and playing in the World Cup and European championships.
“I will always be grateful to football, it gave me everything and in my case it was a way out dodging drugs and bad things happening everyday around my neighbourhood and school. It was a really bad time and I watched so many friends failing to survive. That’s why I fight every single day to pay football back using my experience to help children out and to motivate them to chase their dreams and work hard to achieve.”
Today his lifestyle has changed from being an athlete to becoming a role model for kids and thousands aspiring to pursue their dreams. As a professional athlete, he understands the importance of setting a good example as a role model.
“Football players are role models for millions of children around the world; they want to be like us and that’s a motivation that we can’t underestimate. I was there before when I was a kid and when I look back I see my children reflected in me. This is why I focus so much of my time with the Dubai Sports City Football Academy helping the youth in the UAE. My idea is you can find a player everywhere, and it’s about giving them a chance and a path to chase their dreams,” he says.
Salgado is famous for having adopted an aggressive style on the field, being a very intelligent defender with competitive attitude – a role reflective of his personality. “When I was playing for Real Madrid you had to fight for your place every single day, so I was always pushing myself forward, similar to what I do in real life. I have always strived to win, and more importantly, to win with style.”
Salgado recently partnered up with his wife to launch a charity organisation supporting disadvantaged football youth talents in Galicia region of Spain. “We’ve started small, keeping it personal and real with a view to expanding it eventually to play an important role in the lives of kids’ right across Spain,” he says.
In addition, Michel has supported Chevrolet and the One World Play Project by hosting training sessions for children. Last December, he helped donate 5,000 ultra-durable footballs to children living in disadvantaged areas in Jordan.
Since 2014, Salgado has been a brand ambassador for the automotive brand Chevrolet in the Middle East. “Chevrolet is synonymous with performance, sportsmanship, and integrity and I like that they are a strong supporter of youth sports. We both understand the key role that football can play in terms of the development of children and communities, and helping children get involved with sport teaches not only technical skills, but important values and life skills such as teamwork, leadership, passion, and dedication.”

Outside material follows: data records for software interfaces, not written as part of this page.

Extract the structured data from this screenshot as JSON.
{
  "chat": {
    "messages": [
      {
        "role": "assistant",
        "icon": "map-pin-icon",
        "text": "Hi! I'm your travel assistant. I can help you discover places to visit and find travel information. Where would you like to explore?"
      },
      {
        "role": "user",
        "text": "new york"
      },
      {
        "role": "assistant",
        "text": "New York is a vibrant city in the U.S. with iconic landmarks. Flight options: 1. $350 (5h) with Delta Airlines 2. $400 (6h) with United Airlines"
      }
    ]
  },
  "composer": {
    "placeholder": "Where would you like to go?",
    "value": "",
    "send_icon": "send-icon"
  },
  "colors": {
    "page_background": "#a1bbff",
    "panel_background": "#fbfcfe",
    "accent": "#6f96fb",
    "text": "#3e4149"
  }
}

Some of Salgado’s favourite activities involve aquatic sports. Living in Dubai, the beach is one of his most enjoyable outings. “I enjoy being out in the sea catching waves on my surfboard. I feel free as I wait in the middle of the sea. Those of us who have been born by the sea know this feeling. I suppose that’s why I also enjoy sailing and I am the proud owner of a yacht called Tibu II.”
The word ‘tibu’ is short for tiburón, the Spanish word for ‘shark’, which is what his friends call him in his Spanish hometown, Vigo.

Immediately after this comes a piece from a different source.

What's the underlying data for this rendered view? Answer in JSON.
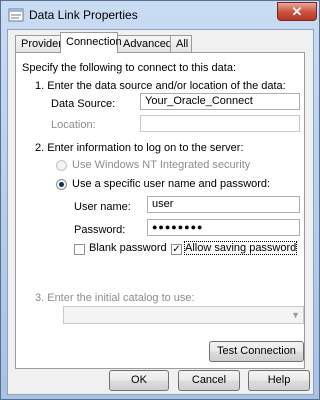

When he’s not reading one of his historical novels on ancient Rome or Greece – his favourite author is Valerio Massimo Manfredi (author of Alexander, Spartan and The Talisman of Troy) – he’s enjoying quality time with his family - either at home or while travelling to destinations around the world.
“As I’m involved in coaching right now and I’m learning, I spend good time studying football. It’s a great way to update yourself and to find your own style of coaching. Football is always evolving and you can’t get stuck in the past.
“Football is in my blood and I cannot imagine a time when it doesn’t play a major role in my life. Right now, I am focused on growing the football community in the Middle East and continue to extend my sporting media commitments. Professional coaching might come at certain point but I don’t want to rush, as I didn’t know that I was going to enjoy formation football that much and I do.
“Though, there is nothing I enjoy more than spending time with my wife and three children – those are precious times and the ones I enjoy the most. I look forward to travelling more with my family. We enjoy seeing new things and meeting different people – experiencing life and collecting memories that no-one can take away from us.”